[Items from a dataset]

:::::

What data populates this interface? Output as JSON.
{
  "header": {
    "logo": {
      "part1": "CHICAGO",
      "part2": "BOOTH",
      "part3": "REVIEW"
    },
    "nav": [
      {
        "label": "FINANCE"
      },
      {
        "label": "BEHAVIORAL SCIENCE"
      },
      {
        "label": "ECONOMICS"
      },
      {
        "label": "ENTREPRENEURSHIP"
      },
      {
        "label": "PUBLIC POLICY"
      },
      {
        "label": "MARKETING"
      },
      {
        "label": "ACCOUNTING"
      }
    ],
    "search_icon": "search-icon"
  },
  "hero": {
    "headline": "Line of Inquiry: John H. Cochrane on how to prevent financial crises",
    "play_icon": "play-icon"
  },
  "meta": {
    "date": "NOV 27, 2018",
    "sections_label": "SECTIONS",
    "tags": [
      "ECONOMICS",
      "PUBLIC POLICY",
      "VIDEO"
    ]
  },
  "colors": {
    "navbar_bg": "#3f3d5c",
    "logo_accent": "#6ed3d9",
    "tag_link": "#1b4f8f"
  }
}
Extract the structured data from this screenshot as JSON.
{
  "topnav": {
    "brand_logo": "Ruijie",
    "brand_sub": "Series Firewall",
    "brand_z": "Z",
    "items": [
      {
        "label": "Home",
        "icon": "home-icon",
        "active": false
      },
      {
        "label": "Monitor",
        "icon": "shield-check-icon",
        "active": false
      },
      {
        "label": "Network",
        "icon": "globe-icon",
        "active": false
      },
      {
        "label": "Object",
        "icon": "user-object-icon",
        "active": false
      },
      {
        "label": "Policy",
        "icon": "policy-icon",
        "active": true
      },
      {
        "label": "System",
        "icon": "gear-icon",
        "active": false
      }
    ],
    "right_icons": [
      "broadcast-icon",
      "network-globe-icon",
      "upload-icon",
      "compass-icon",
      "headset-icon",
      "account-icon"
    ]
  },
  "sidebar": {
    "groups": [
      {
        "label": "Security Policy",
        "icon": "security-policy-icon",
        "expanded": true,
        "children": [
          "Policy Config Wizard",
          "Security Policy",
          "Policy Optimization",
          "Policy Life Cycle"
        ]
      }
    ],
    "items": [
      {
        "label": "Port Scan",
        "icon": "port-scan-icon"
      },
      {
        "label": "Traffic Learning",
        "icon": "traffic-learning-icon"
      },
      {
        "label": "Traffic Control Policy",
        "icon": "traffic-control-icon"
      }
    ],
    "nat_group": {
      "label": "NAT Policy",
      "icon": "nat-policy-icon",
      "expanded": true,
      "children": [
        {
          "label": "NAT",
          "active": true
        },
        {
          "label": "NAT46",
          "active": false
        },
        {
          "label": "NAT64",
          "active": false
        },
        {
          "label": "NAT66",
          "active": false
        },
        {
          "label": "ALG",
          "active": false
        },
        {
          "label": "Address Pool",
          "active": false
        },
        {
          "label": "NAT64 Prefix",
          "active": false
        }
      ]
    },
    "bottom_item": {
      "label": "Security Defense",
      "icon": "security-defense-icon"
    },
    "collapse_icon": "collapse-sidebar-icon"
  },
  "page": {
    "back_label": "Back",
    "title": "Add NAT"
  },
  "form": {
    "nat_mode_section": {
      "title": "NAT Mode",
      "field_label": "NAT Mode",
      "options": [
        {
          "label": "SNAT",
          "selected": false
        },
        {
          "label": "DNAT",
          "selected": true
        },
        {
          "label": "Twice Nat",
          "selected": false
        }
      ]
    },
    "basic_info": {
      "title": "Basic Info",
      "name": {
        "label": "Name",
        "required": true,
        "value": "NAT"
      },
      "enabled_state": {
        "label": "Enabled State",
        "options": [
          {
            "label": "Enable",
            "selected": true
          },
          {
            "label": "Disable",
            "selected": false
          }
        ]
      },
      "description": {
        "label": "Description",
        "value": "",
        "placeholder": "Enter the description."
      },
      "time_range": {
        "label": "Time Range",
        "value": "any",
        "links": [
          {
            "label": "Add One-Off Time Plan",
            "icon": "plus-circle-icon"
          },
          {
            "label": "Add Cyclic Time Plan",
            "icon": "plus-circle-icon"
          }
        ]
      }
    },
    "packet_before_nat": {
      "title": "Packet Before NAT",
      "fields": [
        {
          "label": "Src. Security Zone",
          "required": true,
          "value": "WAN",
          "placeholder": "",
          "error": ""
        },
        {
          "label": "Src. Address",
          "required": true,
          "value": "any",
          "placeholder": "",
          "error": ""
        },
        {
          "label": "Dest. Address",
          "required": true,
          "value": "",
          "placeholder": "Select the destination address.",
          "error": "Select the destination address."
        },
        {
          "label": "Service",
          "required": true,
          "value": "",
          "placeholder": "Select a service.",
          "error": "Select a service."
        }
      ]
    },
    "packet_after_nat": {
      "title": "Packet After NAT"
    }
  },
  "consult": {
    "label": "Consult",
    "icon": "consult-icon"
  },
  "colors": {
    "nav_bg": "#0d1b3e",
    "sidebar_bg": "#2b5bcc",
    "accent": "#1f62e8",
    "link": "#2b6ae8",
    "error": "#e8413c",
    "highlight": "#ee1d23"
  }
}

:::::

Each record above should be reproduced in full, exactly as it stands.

What data populates this interface? Output as JSON.
{
  "header": {
    "logo": {
      "part1": "CHICAGO",
      "part2": "BOOTH",
      "part3": "REVIEW"
    },
    "nav": [
      {
        "label": "FINANCE"
      },
      {
        "label": "BEHAVIORAL SCIENCE"
      },
      {
        "label": "ECONOMICS"
      },
      {
        "label": "ENTREPRENEURSHIP"
      },
      {
        "label": "PUBLIC POLICY"
      },
      {
        "label": "MARKETING"
      },
      {
        "label": "ACCOUNTING"
      }
    ],
    "search_icon": "search-icon"
  },
  "hero": {
    "headline": "Line of Inquiry: John H. Cochrane on how to prevent financial crises",
    "play_icon": "play-icon"
  },
  "meta": {
    "date": "NOV 27, 2018",
    "sections_label": "SECTIONS",
    "tags": [
      "ECONOMICS",
      "PUBLIC POLICY",
      "VIDEO"
    ]
  },
  "colors": {
    "navbar_bg": "#3f3d5c",
    "logo_accent": "#6ed3d9",
    "tag_link": "#1b4f8f"
  }
}
Extract the structured data from this screenshot as JSON.
{
  "topnav": {
    "brand_logo": "Ruijie",
    "brand_sub": "Series Firewall",
    "brand_z": "Z",
    "items": [
      {
        "label": "Home",
        "icon": "home-icon",
        "active": false
      },
      {
        "label": "Monitor",
        "icon": "shield-check-icon",
        "active": false
      },
      {
        "label": "Network",
        "icon": "globe-icon",
        "active": false
      },
      {
        "label": "Object",
        "icon": "user-object-icon",
        "active": false
      },
      {
        "label": "Policy",
        "icon": "policy-icon",
        "active": true
      },
      {
        "label": "System",
        "icon": "gear-icon",
        "active": false
      }
    ],
    "right_icons": [
      "broadcast-icon",
      "network-globe-icon",
      "upload-icon",
      "compass-icon",
      "headset-icon",
      "account-icon"
    ]
  },
  "sidebar": {
    "groups": [
      {
        "label": "Security Policy",
        "icon": "security-policy-icon",
        "expanded": true,
        "children": [
          "Policy Config Wizard",
          "Security Policy",
          "Policy Optimization",
          "Policy Life Cycle"
        ]
      }
    ],
    "items": [
      {
        "label": "Port Scan",
        "icon": "port-scan-icon"
      },
      {
        "label": "Traffic Learning",
        "icon": "traffic-learning-icon"
      },
      {
        "label": "Traffic Control Policy",
        "icon": "traffic-control-icon"
      }
    ],
    "nat_group": {
      "label": "NAT Policy",
      "icon": "nat-policy-icon",
      "expanded": true,
      "children": [
        {
          "label": "NAT",
          "active": true
        },
        {
          "label": "NAT46",
          "active": false
        },
        {
          "label": "NAT64",
          "active": false
        },
        {
          "label": "NAT66",
          "active": false
        },
        {
          "label": "ALG",
          "active": false
        },
        {
          "label": "Address Pool",
          "active": false
        },
        {
          "label": "NAT64 Prefix",
          "active": false
        }
      ]
    },
    "bottom_item": {
      "label": "Security Defense",
      "icon": "security-defense-icon"
    },
    "collapse_icon": "collapse-sidebar-icon"
  },
  "page": {
    "back_label": "Back",
    "title": "Add NAT"
  },
  "form": {
    "nat_mode_section": {
      "title": "NAT Mode",
      "field_label": "NAT Mode",
      "options": [
        {
          "label": "SNAT",
          "selected": false
        },
        {
          "label": "DNAT",
          "selected": true
        },
        {
          "label": "Twice Nat",
          "selected": false
        }
      ]
    },
    "basic_info": {
      "title": "Basic Info",
      "name": {
        "label": "Name",
        "required": true,
        "value": "NAT"
      },
      "enabled_state": {
        "label": "Enabled State",
        "options": [
          {
            "label": "Enable",
            "selected": true
          },
          {
            "label": "Disable",
            "selected": false
          }
        ]
      },
      "description": {
        "label": "Description",
        "value": "",
        "placeholder": "Enter the description."
      },
      "time_range": {
        "label": "Time Range",
        "value": "any",
        "links": [
          {
            "label": "Add One-Off Time Plan",
            "icon": "plus-circle-icon"
          },
          {
            "label": "Add Cyclic Time Plan",
            "icon": "plus-circle-icon"
          }
        ]
      }
    },
    "packet_before_nat": {
      "title": "Packet Before NAT",
      "fields": [
        {
          "label": "Src. Security Zone",
          "required": true,
          "value": "WAN",
          "placeholder": "",
          "error": ""
        },
        {
          "label": "Src. Address",
          "required": true,
          "value": "any",
          "placeholder": "",
          "error": ""
        },
        {
          "label": "Dest. Address",
          "required": true,
          "value": "",
          "placeholder": "Select the destination address.",
          "error": "Select the destination address."
        },
        {
          "label": "Service",
          "required": true,
          "value": "",
          "placeholder": "Select a service.",
          "error": "Select a service."
        }
      ]
    },
    "packet_after_nat": {
      "title": "Packet After NAT"
    }
  },
  "consult": {
    "label": "Consult",
    "icon": "consult-icon"
  },
  "colors": {
    "nav_bg": "#0d1b3e",
    "sidebar_bg": "#2b5bcc",
    "accent": "#1f62e8",
    "link": "#2b6ae8",
    "error": "#e8413c",
    "highlight": "#ee1d23"
  }
}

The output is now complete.